I work with a charitable organisation that gives veterans access to the Arts. The last three years have been dominated by the play Soldier On, which has gone from strength to strength… and tested the patience of my wife and family, who thought I was just going to do the play reading!
This year we found ourselves in Toronto: a two-week run at a fantastic 250-seater theatre. We needed an audience, so we went leafleting in the local market.
So here I am: sales trainer, communication expert, personal impact coach – surely I’d be teaching these young whippersnappers how it’s done? Well, I was terrible. People accelerated past me as I waved a leaflet at them imploring them to see our play.

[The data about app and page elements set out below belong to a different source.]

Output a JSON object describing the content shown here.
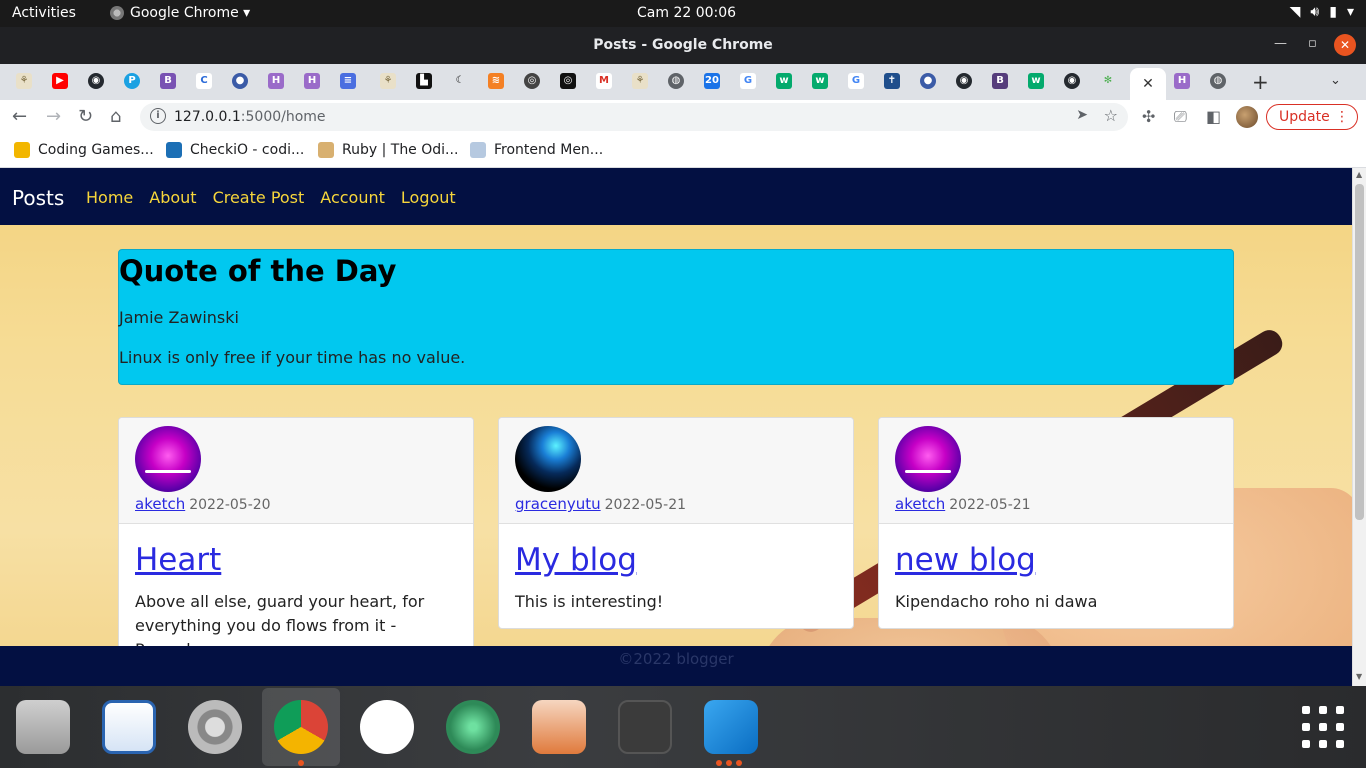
{
  "topbar": {
    "activities": "Activities",
    "app_name": "Google Chrome ▾",
    "clock": "Cam 22  00:06"
  },
  "window": {
    "title": "Posts - Google Chrome"
  },
  "address_bar": {
    "url_host": "127.0.0.1",
    "url_rest": ":5000/home",
    "update_label": "Update"
  },
  "bookmarks": [
    {
      "label": "Coding Games...",
      "color": "#f2b600"
    },
    {
      "label": "CheckiO - codi...",
      "color": "#1c6fb5"
    },
    {
      "label": "Ruby | The Odi...",
      "color": "#d8b070"
    },
    {
      "label": "Frontend Men...",
      "color": "#b6c9e0"
    }
  ],
  "page": {
    "brand": "Posts",
    "nav": [
      "Home",
      "About",
      "Create Post",
      "Account",
      "Logout"
    ],
    "quote": {
      "heading": "Quote of the Day",
      "author": "Jamie Zawinski",
      "text": "Linux is only free if your time has no value."
    },
    "posts": [
      {
        "user": "aketch",
        "date": "2022-05-20",
        "title": "Heart",
        "content": "Above all else, guard your heart, for everything you do flows from it - Proverbs"
      },
      {
        "user": "gracenyutu",
        "date": "2022-05-21",
        "title": "My blog",
        "content": "This is interesting!"
      },
      {
        "user": "aketch",
        "date": "2022-05-21",
        "title": "new blog",
        "content": "Kipendacho roho ni dawa"
      }
    ],
    "footer": "©2022 blogger"
  },
  "colors": {
    "navbar": "#031042",
    "nav_link": "#f7d63b",
    "quote_bg": "#01c8ef",
    "link": "#2a2ae0"
  }
}
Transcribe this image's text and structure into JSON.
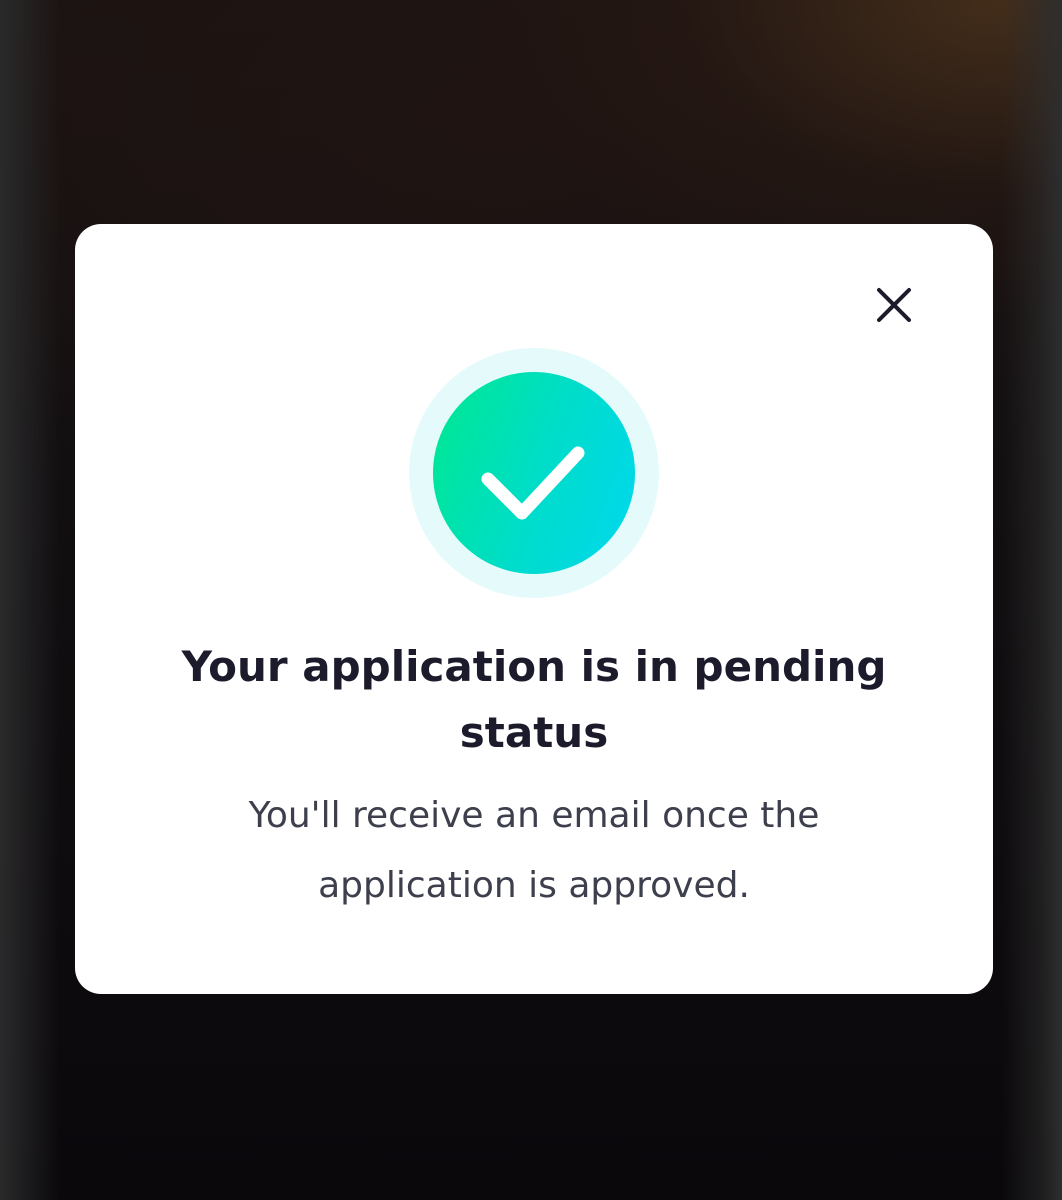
{
  "modal": {
    "title": "Your application is in pending status",
    "message": "You'll receive an email once the application is approved.",
    "close_icon": "close-icon",
    "status_icon": "checkmark-icon"
  },
  "colors": {
    "title": "#1b1b2c",
    "message": "#3d3f4c",
    "check_gradient_start": "#00e88f",
    "check_gradient_end": "#00d8f0",
    "check_halo": "#e5fbfb",
    "modal_background": "#ffffff"
  }
}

And then there was Dean. His method was simple.
Inspiring curiosity to make a connection
Dean: Can ask you a question?
Passerby: (curious) Okay.

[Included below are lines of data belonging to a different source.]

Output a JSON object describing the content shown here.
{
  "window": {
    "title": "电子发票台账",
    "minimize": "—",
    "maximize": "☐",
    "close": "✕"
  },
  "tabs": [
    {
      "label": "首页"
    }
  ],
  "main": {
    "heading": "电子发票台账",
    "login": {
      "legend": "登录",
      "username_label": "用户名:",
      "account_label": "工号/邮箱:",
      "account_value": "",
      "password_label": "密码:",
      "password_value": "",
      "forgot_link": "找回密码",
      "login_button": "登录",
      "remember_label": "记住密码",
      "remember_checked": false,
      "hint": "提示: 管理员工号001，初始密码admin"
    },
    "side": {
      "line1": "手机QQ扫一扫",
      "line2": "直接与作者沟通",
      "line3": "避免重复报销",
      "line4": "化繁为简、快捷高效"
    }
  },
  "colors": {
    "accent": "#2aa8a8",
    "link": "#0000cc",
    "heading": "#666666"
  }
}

Dean: Did you buy a poppy on Remembrance Sunday?
Passerby: (passionate) Yes, I did. I always do.
Dean: Can I ask why?
Passerby: (opening up) My grandfather was in the military, so I think it’s important to support them.
Dean: I agree. I’m a veteran.
Passerby: (genuine interest) Where did you serve?
And you can guess that within minutes, this passerby was pulling the leaflet out of Dean’s hand.
Some may say this is an obvious approach, but so often in sales, it’s easy to forget that the main focus should be engaging people emotionally. Making a connection. Sparking curiosity.
Dean gave us all a reminder of that, as well as a lesson on how it’s done.
Curiosity may have killed that cat, but it’s a powerful sales tool that increases engagement and changes the conversation.
If you think your team could benefit from learning how best to spark curiosity and make that connection, just drop us a line!
Managing Director, Sun and Moon Training
Picture © David Solomon